This is the central problem with Evil Bong.  The creators seem to think that merely co-opting pot culture is enough to win over an audience; that may be true for a demographic whose brain cells are disappearing quicker than courteous movie theatre patrons, but for people looking for thrilling, amusing, or at the very least entertaining escapism, it's not enough to just slap Tommy Chong's confused face on a poster and call it a day.

Note #1: I'll credit Evil Bong with showing me something I'd never seen before in a movie: The words "End Credits" kick off the end credits, appearing above the word "Cast".  Again, this might be a joke; but that's way too smart to be associated with anything in the previous 83 minutes.

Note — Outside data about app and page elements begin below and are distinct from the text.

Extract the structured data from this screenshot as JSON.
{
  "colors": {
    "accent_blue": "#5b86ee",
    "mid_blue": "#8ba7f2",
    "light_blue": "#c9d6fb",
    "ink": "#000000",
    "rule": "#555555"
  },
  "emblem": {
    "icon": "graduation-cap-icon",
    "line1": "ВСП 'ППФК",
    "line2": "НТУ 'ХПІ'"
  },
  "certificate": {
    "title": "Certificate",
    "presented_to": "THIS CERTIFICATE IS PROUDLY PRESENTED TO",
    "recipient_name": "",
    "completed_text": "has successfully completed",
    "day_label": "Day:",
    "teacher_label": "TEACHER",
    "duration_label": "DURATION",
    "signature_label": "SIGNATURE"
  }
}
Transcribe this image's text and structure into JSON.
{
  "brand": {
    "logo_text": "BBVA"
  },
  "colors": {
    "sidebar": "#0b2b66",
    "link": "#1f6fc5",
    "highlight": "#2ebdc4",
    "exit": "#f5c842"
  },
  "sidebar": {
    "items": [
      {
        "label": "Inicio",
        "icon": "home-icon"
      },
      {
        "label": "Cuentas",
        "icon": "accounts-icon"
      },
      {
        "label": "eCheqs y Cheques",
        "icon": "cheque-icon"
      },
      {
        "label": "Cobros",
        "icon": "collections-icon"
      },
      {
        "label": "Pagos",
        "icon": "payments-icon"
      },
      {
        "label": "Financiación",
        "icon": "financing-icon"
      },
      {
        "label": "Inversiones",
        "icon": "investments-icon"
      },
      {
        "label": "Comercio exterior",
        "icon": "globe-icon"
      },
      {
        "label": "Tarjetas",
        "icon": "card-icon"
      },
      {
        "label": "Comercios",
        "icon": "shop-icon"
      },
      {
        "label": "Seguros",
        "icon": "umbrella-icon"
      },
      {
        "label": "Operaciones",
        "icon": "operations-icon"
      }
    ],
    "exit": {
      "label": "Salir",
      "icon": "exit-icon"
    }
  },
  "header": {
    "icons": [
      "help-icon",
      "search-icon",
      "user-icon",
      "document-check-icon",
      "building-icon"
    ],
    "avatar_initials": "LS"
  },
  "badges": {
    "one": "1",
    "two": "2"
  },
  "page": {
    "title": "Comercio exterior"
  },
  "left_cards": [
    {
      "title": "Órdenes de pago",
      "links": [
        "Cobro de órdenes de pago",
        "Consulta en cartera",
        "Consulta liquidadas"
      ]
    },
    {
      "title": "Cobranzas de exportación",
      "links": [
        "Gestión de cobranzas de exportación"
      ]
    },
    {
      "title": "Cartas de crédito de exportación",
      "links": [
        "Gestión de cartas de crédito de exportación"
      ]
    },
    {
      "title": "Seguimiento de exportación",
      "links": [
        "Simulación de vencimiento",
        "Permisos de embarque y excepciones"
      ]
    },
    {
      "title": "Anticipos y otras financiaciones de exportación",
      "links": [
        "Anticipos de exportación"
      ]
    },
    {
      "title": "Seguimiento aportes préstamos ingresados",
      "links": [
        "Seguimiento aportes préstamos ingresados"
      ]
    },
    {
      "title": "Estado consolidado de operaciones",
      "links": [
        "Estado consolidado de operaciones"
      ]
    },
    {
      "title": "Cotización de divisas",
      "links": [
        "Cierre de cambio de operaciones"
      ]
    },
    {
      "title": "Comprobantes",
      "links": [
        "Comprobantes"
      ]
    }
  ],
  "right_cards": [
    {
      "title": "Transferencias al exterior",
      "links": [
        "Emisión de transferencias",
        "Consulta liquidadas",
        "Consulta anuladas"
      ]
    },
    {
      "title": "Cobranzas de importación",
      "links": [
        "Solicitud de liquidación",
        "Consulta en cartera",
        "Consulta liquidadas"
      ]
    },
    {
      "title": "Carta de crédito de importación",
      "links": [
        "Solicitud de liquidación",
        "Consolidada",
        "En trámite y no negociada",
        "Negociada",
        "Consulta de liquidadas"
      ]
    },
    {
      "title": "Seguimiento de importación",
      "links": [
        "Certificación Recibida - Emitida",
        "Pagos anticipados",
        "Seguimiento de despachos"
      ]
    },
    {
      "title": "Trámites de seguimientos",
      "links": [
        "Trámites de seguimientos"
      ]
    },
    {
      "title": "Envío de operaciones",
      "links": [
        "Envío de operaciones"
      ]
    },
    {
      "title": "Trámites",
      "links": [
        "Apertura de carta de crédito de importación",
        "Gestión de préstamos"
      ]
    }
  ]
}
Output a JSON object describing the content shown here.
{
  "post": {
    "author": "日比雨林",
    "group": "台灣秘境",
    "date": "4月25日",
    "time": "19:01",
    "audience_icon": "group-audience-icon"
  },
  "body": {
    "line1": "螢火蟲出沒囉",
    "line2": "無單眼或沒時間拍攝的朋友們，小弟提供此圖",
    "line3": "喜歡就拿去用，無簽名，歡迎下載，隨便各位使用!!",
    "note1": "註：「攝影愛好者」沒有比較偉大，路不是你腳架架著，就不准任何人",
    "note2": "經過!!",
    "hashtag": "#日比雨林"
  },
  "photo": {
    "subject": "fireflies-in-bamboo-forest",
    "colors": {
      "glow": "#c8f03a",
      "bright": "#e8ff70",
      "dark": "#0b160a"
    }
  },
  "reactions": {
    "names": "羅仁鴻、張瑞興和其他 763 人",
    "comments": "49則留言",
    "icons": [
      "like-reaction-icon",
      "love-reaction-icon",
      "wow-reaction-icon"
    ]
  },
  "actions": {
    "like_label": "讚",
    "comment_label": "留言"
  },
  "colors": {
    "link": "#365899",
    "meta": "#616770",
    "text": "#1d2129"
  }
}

Note #2: A few seconds into the end credits, I saw something else amazing: A trailer for Evil Bong 2!  It didn't show up to the side of the credits, as you've probably seen in other films where they show crazy outtakes; no, a black box popped up on top of the end credits and showed the sequel's trailer.  I'm probably going to eat these words, but that movie looks like an improvement over the original.

Note #3: It turns out I'm not crazy!  During the film, I couldn't shake the feeling that David Weidoff reminded me of a young John Malkovich, looks-wise.  I was quasi-vindicated after reading on his IMDb page that he won an acting award in school for his portrayal of Valmont in Les Liasions Dangereuses--the same role Malkovich played in the 1988 film version, Dangerous Liaisons.